New federal rules will more easily allow healthy breeding cattle to enter Canada from the U. S. if one or some of their herdmates test positive for anaplasmosis.
The Canadian Food Inspection Agency has revised its import rules to bring the handling of “non-negative” U. S. animals more in line with the regulations that govern domestic Canadian cattle.
Currently, breeding cattle imported into Canada must have a negative test for anaplasmosis performed within 30 days of import. The test for anaplasmosis must be by cELISA methodology and conducted in a U. S. Department of Agriculture (or USDA-approved) laboratory.
The result of anaplasmosis testing must be shown on the required health certificate for the animal to be imported, CFIA said.
Under the revised rules, however, if a cELISA test finds an animal carrying anaplasmosis, a polymerase chain reaction (PCR) test is then required.
If the PCR test results turns up negative on a cELISApositive animal, all other animals that make up the export group may proceed for export.
But if the PCR test on an cELISA-positive animal has positive results, the animal will need to be removed from the export group and the remaining animals will need to be isolated and retested at least 35 days after the PCRpositive animal was removed from the group.
If all animals still in the group remain cELISA negative after the 35-day isolation period, they may be exported, CFIA said.
SPREAD BY TICKS
The rules note that breeding cattle destined for import to Canada must be free of ticks and must have been treated with an appropriate acaracide within 30 days of import.
Anaplasmosis, a common ailment in cattle in tropical and subtropical regions of most of the world, is often spread by ticks that bite infected cattle.
The disease can be found in cattle, sheep, goats and deer but only causes clinical signs in cattle and giraffes, CFIA said.
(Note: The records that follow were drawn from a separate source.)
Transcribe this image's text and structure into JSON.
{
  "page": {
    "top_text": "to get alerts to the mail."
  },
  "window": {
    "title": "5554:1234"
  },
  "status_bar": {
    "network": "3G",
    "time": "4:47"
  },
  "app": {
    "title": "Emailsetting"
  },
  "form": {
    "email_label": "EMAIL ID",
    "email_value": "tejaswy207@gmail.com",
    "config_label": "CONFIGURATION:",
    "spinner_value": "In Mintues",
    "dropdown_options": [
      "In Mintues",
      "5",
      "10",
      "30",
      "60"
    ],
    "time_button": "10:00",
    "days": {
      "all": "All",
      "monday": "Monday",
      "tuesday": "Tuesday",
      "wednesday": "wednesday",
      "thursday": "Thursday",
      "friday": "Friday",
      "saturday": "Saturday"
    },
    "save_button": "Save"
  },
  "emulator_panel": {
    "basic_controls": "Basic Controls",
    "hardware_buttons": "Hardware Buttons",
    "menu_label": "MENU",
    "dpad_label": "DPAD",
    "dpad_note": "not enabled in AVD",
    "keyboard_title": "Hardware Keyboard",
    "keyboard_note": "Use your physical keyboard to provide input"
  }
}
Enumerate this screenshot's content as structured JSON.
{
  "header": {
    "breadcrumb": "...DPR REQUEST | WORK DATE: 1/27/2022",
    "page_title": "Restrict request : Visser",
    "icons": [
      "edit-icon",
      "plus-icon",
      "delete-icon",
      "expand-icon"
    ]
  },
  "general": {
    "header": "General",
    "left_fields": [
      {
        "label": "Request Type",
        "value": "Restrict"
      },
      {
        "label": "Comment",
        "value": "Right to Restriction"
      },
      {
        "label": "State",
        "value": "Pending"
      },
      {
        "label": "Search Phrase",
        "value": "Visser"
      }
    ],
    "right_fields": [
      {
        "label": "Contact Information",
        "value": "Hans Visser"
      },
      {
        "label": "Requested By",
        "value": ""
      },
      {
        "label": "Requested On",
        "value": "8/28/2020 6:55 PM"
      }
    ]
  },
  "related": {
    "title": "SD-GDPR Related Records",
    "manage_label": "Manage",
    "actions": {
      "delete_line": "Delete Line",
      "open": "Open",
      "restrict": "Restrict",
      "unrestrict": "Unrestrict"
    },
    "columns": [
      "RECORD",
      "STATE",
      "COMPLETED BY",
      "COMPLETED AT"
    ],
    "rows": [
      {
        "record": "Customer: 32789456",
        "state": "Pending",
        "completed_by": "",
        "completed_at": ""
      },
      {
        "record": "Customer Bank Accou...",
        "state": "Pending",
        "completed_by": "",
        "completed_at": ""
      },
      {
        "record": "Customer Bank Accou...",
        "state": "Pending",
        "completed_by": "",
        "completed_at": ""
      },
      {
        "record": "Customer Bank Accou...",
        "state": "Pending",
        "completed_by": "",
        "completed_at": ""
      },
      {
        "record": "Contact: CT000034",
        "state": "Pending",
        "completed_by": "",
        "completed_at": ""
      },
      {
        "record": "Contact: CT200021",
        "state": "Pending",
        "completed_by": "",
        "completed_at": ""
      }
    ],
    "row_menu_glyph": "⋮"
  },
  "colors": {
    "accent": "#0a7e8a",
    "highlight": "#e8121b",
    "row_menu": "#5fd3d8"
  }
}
Those signs in cattle include fever, anemia, weakness and respiratory distress, plus a rapid decline in milk production.
On a related note, CFIA also recently revised its rules for imports of domestic sheep and goats from the U. S.
Where previously an importer had no more than seven days to inform the appropriate CFIA district office of the import of feeder animals, the agency has now cut that requirement to no more than 48 hours.